projecting an image along said projection path using said photoconductive-liquid crystal sandwich as a mask to reduce the contrast of said projected image.

60 v ss a

Patent Citations
Cited PatentFiling datePublication dateApplicantTitle
US3610732 *Oct 28, 1969Oct 5, 1971United Aircraft CorpNonlinear image contrast amplifier system
US3680956 *Dec 17, 1970Aug 1, 1972Custer PeterApparatus for controlling contrast during reproduction of photographic images
GB891992A * Title not available
Referenced by
Citing PatentFiling datePublication dateApplicantTitle
US3890041 *Nov 19, 1973Jun 17, 1975Basf AgArrangement for exposing photosensitive materials with information displayed on the screen of a cathode ray tube
US3926520 *Jul 12, 1974Dec 16, 1975Us Air ForceSystem for electronic adjustment of effective contrast ratio in photographic reproduction
US3995954 *Sep 26, 1975Dec 7, 1976Xerox CorporationExposure system
US4013466 *Jun 26, 1975Mar 22, 1977Western Electric Company, Inc.Method of preparing a circuit utilizing a liquid crystal artwork master
US4105313 *Oct 27, 1976Aug 8, 1978Gerald AltmanDual purpose photographic displays
US4440473 *Jun 5, 1981Apr 3, 1984Fuji Xerox Co., Ltd.Voltage polarity switching means for cholesteric liquid crystal displays
US4456371 *Jun 30, 1982Jun 26, 1984International Business Machines CorporationOptical projection printing threshold leveling arrangement
US5055871 *Oct 5, 1989Oct 8, 1991Lsi Logic CorporationMethod and apparatus for enhancing illumination uniformity in wafer steppers using photochromic glass in the optical path
US5084727 *Dec 21, 1990Jan 28, 1992Eastman Kodak CompanyMethod and apparatus for photographic exposure using an LCD pad
US5193016 *Oct 10, 1991Mar 9, 1993Scanera S.G.Non-linear device for amplifying the intensities of light rays that produce an image
US5374974 *Apr 30, 1993Dec 20, 1994Lsi Logic CorporationHigh speed shuttle for gating a radiation beam, particularly for semiconductor lithography apparatus
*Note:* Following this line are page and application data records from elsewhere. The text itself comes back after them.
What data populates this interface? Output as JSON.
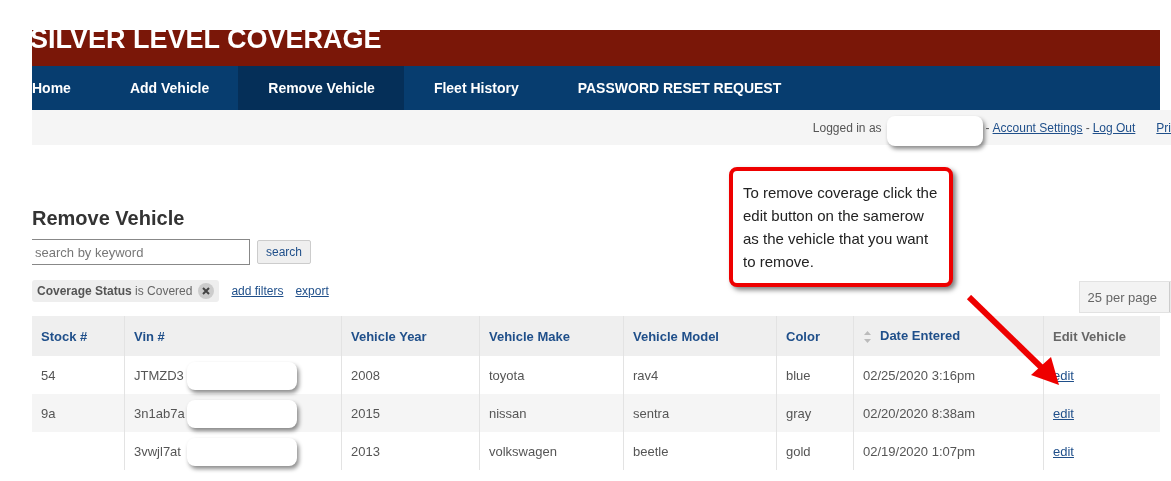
{
  "header": {
    "title": "SILVER LEVEL COVERAGE"
  },
  "nav": [
    {
      "label": "Home",
      "selected": false
    },
    {
      "label": "Add Vehicle",
      "selected": false
    },
    {
      "label": "Remove Vehicle",
      "selected": true
    },
    {
      "label": "Fleet History",
      "selected": false
    },
    {
      "label": "PASSWORD RESET REQUEST",
      "selected": false
    }
  ],
  "account_bar": {
    "logged_in_label": "Logged in as",
    "user_redacted": true,
    "items": [
      {
        "kind": "sep",
        "text": "-"
      },
      {
        "kind": "link",
        "text": "Account Settings"
      },
      {
        "kind": "sep",
        "text": "-"
      },
      {
        "kind": "link",
        "text": "Log Out"
      },
      {
        "kind": "link",
        "text": "Pri"
      }
    ]
  },
  "heading": "Remove Vehicle",
  "search": {
    "placeholder": "search by keyword",
    "button": "search"
  },
  "filter": {
    "text": "**Coverage Status** is Covered"
  },
  "links": [
    "add filters",
    "export"
  ],
  "per_page": {
    "value": "25 per page"
  },
  "table": {
    "columns": [
      {
        "label": "Stock #",
        "kind": "link",
        "sort_icon": false
      },
      {
        "label": "Vin #",
        "kind": "link",
        "sort_icon": false
      },
      {
        "label": "Vehicle Year",
        "kind": "link",
        "sort_icon": false
      },
      {
        "label": "Vehicle Make",
        "kind": "link",
        "sort_icon": false
      },
      {
        "label": "Vehicle Model",
        "kind": "link",
        "sort_icon": false
      },
      {
        "label": "Color",
        "kind": "link",
        "sort_icon": false
      },
      {
        "label": "Date Entered",
        "kind": "link",
        "sort_icon": true
      },
      {
        "label": "Edit Vehicle",
        "kind": "plain",
        "sort_icon": false
      }
    ],
    "rows": [
      {
        "stock": "54",
        "vin": "JTMZD3",
        "year": "2008",
        "make": "toyota",
        "model": "rav4",
        "paint": "blue",
        "date": "02/25/2020 3:16pm",
        "action": "edit",
        "vin_redacted": true
      },
      {
        "stock": "9a",
        "vin": "3n1ab7a",
        "year": "2015",
        "make": "nissan",
        "model": "sentra",
        "paint": "gray",
        "date": "02/20/2020 8:38am",
        "action": "edit",
        "vin_redacted": true
      },
      {
        "vin": "3vwjl7at",
        "year": "2013",
        "make": "volkswagen",
        "model": "beetle",
        "paint": "gold",
        "date": "02/19/2020 1:07pm",
        "action": "edit",
        "vin_redacted": true
      }
    ]
  },
  "callout": {
    "text": "To remove coverage click the edit button on the samerow as the vehicle that you want to remove."
  }
}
US5485243 *Apr 30, 1993Jan 16, 1996Lsi Logic CorporationAfocal concentrator for low wavelength lithography, particularly for semiconductor lithography
US5512395 *Nov 16, 1994Apr 30, 1996Lsi Logic CorporationImage masks for semiconductor lithography
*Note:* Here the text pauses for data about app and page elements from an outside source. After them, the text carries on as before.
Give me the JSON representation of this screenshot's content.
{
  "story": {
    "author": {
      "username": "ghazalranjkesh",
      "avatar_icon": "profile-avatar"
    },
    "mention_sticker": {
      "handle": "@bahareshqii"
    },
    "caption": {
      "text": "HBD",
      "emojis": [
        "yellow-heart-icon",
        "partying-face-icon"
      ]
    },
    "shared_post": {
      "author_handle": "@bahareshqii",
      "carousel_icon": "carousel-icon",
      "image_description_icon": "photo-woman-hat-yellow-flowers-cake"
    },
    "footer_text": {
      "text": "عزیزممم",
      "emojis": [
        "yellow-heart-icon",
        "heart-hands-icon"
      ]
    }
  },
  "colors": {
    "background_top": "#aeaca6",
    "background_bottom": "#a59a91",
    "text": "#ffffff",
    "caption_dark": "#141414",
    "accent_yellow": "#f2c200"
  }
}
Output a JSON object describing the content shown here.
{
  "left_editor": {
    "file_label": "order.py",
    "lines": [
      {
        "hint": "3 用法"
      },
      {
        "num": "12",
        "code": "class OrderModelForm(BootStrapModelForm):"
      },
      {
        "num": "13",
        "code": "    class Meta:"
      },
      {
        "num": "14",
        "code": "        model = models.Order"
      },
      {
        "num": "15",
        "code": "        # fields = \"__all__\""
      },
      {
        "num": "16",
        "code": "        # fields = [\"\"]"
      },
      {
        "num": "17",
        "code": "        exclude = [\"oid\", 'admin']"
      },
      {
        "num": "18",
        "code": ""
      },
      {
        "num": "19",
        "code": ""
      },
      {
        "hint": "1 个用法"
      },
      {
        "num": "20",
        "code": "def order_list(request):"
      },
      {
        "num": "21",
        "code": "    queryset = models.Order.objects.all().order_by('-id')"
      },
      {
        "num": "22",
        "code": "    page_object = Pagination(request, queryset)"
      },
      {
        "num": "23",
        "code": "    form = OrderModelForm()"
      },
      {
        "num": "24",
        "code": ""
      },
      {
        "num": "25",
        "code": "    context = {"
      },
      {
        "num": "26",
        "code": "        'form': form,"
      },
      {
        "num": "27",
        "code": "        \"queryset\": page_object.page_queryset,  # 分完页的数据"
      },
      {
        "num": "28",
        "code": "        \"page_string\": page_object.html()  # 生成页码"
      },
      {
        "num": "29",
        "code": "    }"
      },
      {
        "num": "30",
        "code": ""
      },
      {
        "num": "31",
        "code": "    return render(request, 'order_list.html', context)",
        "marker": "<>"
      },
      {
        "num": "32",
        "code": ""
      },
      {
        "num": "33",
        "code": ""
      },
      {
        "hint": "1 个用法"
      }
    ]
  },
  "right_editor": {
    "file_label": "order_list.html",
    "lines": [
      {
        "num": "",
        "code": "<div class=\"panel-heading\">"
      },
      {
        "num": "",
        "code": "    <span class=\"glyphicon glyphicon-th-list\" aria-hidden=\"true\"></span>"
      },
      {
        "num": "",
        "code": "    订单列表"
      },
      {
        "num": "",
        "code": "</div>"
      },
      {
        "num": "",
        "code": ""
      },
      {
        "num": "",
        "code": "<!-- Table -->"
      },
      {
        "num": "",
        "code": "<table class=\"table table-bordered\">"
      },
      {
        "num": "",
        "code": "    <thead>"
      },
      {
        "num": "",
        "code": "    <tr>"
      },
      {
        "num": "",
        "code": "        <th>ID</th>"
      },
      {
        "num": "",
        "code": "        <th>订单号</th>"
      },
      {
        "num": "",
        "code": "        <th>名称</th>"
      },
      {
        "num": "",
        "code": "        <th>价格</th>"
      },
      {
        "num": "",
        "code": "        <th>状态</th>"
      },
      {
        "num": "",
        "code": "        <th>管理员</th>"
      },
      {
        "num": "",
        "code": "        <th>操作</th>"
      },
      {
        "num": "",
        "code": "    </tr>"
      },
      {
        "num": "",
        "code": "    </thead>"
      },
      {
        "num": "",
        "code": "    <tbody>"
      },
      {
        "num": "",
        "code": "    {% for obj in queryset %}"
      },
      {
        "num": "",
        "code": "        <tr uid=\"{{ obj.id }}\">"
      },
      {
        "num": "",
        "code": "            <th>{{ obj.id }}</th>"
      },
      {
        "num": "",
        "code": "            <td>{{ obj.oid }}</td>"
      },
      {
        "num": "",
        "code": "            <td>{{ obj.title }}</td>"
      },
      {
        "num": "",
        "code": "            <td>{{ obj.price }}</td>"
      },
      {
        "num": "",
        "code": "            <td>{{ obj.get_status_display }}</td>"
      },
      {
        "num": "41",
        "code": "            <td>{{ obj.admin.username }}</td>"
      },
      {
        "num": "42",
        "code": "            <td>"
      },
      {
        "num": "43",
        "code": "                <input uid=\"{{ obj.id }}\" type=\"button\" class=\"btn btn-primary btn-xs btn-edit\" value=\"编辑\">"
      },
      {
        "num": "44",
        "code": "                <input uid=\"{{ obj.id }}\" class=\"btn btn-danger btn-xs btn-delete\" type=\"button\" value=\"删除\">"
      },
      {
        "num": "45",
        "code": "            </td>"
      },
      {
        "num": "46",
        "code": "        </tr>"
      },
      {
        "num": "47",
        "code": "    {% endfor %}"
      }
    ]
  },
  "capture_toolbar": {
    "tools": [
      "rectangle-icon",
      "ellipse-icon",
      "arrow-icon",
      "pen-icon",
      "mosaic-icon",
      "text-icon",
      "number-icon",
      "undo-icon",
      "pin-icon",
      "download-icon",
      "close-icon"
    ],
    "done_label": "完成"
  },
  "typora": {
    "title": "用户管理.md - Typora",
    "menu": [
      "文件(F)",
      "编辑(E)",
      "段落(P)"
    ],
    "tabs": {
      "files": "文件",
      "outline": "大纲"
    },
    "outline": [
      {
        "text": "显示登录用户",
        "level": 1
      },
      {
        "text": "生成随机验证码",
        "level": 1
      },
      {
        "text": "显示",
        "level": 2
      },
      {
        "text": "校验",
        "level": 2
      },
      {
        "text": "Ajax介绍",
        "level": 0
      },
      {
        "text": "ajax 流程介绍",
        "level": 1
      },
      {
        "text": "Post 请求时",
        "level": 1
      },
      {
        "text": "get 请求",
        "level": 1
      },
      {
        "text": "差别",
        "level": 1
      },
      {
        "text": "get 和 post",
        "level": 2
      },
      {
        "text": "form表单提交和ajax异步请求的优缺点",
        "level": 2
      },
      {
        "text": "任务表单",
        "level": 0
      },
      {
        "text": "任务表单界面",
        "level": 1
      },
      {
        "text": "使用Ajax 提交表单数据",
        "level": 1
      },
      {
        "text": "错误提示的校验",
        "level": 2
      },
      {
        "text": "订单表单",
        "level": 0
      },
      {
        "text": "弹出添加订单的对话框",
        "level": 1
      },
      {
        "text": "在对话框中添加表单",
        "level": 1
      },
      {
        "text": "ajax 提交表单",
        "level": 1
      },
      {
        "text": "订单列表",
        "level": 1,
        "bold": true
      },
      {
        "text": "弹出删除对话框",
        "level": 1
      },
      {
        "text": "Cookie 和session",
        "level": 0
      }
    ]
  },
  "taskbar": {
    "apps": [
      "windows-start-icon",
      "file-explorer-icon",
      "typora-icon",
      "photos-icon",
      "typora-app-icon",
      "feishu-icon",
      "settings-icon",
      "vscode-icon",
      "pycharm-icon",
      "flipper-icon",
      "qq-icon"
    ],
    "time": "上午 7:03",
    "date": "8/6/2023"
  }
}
US5554484 *Dec 19, 1994Sep 10, 1996Lsi Logic CorporationGamma radiation sensitive resist materials for semiconductor lithography
US5572562 *Oct 25, 1994Nov 5, 1996Lsi Logic CorporationImage mask substrate for X-ray semiconductor lithography
US5591564 *Apr 30, 1993Jan 7, 1997Lsi Logic CorporationGamma ray techniques applicable to semiconductor lithography
US5657100 *Jan 27, 1995Aug 12, 1997Sharp Kabushiki KaishaOptical transmittance adjusting device having a matrix of electrodes each connected to a photoconductor smaller than the electrode
US5666189 *Aug 28, 1995Sep 9, 1997Lsi Logic CorporationProcess for performing low wavelength photolithography on semiconductor wafer using afocal concentration
US5754305 *Dec 3, 1996May 19, 1998Eastman Kodak CompanyMethod and apparatus for correcting light non-uniformity in an LCD photographic printer
US5870205 *Dec 3, 1996Feb 9, 1999Eastman Kodak CompanyMethod and apparatus for correcting light non-uniformity in an LCD photographic printer
US6268905 *Aug 23, 1999Jul 31, 2001Agfa-Gevaert AgDevice for exposing image information
EP0449318A2 *Mar 28, 1991Oct 2, 1991Sharp Kabushiki KaishaImage formation device
EP0556978A1 *Feb 3, 1993Aug 25, 1993Sharp Kabushiki KaishaAn optical transmittance adjusting device
Classifications
U.S. Classification355/80, 349/3, 349/25, 355/71
International ClassificationG03B27/32, G03C5/08, G02F1/135, G02F1/13
Cooperative ClassificationG03C5/08, G02F1/135, G03B27/32
European ClassificationG03C5/08, G02F1/135, G03B27/32